A paraplegic boater from Biddeford is being called a hero for saving lives after his 24-foot motorboat capsized off Cape Porpoise last week with three passengers aboard.

Nicholas Masi, 45, calmly radioed a distress call from his wheelchair with complete information about his position as his boat capsized miles from shore, say marine rescue officials.

Although his friend Douglas Isenberg, 40, died, two other friends on board, Richard Werner, 40, and Daricus Hunter, 40, were saved. “He put himself last,” said Louise Hunter, the wife of Daricus Hunter.

The four Biddeford men had headed out Friday morning for some tuna fishing at a spot five miles east of Cape Porpoise, where they had luck earlier in the season, Daricus Hunter said. They were aboard Masi’s boat, Job Site 2.

At first, the seas were calm. They anchored at their fishing spot, but weren’t having much luck fishing. In the afternoon, the seas got choppy, then waves started coming in over the side of the boat, Hunter said.

They decided to leave, but the propeller got caught in the anchor line. They got the line cleared, he said, but then they couldn’t get the boat back in gear.

Four big waves washed into the boat and it started to go down.

“Nick yelled at us to get our survival suits on,” Hunter said.

Masi got on the radio with the Coast Guard, giving out their coordinates. There was no time for Masi to get into a survival suit, but he managed to snag a life jacket near his elbow.

He was still on the radio when a final wave pushed the boat over and all four men were dumped into heaving 5-foot swells.

Hunter said Masi screamed at them to stay together next to the capsized boat. Hunter grabbed onto the boat and locked feet with Werner, who provided a human life raft for Masi.

Isenberg scrambled onto the capsized boat to look for help. They had no idea what to expect, Hunter said.

About 30 minutes later, the Lady Erika, a 54-foot motor yacht built by Sabre Yachts of South Casco, arrived. The yacht was on its maiden voyage, heading to New Bedford, Mass., with the new owners, Sabre’s Chief Operating Officer Aaron Crawford and his wife, Sarah, and an electronics specialist.

“We were meant to be there,” Sarah Crawford said.

The Lady Erika was three miles away when the distress call came in. Crawford said it was fortunate that Masi was composed enough to call in his location, and that there was an electronics specialist aboard the Lady Erika who was able to guide them right to the capsized boat.

The people on the Lady Erika couldn’t get close enough to the men to safely throw them lines, so Isenberg and Werner set out to swim to the yacht, with Masi between them.

First, they heaved Masi up onto the Lady Erika’s swim platform while the people on board hauled him in. Then they went to pull Werner into the yacht while Isenberg stayed in the water.
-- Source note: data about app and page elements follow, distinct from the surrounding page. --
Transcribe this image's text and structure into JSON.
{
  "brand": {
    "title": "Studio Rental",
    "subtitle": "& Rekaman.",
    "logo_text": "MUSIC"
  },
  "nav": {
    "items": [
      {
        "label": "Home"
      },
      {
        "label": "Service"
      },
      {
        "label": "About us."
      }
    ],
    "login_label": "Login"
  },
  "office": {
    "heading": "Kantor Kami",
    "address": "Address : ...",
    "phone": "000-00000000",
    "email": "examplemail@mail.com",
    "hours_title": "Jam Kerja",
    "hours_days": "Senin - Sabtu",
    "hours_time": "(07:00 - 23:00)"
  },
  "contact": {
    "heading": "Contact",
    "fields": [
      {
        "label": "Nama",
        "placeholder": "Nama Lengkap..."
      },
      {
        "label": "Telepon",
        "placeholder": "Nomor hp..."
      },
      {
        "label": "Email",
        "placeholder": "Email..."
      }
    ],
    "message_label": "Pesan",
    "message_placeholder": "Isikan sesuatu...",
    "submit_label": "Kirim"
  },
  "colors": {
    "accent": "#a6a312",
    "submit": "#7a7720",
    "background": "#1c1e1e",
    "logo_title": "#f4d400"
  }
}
“He seemed like he was very patiently hanging out next to the boat,” said Sarah Crawford, a lifelong sailor.

She turned her head to attend to Masi and Werner, and turned back again to see Aaron Crawford jump into the water after Isenberg, who was face-down. Isenberg wasn’t breathing when they got him on board.

They began CPR, and were still trying to revive Isenberg when a crew on a Coast Guard cutter arrived and took over.

Isenberg couldn’t be revived. The cause of his death has yet to be determined.

The Miss Conduct, a lobster boat, picked up Hunter, who was with the capsized boat. All three survivors were treated for hypothermia, Hunter said.

Marine Patrol Sgt. Rob Beal praised Masi for putting his friends before his own safety. “Pretty unbelievable,” Beal said.

He said Masi even had the presence of mind to attach his $5,000 wheelchair to a soccer ball to try to keep it afloat, but it hasn’t been located. The boat, which Masi bought this year, was recovered Saturday.

A former contractor, Masi was paralyzed in a construction accident a few years ago, Hunter said. They had been best friends since childhood, and Isenberg was living with Masi after being laid off from his job recently.

Masi could not be reached for comment Monday. But he told The Associated Press that even though he was able to help keep people alive, it’s not much consolation after the death of his friend.

“I hear they’re calling me a hero, but my best friend is gone,” he said.

Hunter said the survivors are still trying to come to terms with the death of Isenberg, who lost his 17-year-old son, Joseph, of Westford, Mass., in a skateboarding accident in Maine a couple of weeks ago.

“Doug should be here right with us,” said Hunter. “It wasn’t as if he was alone or had drifted away.”

Staff Writer Beth Quimby can be contacted at 791-6363 or at: [email protected]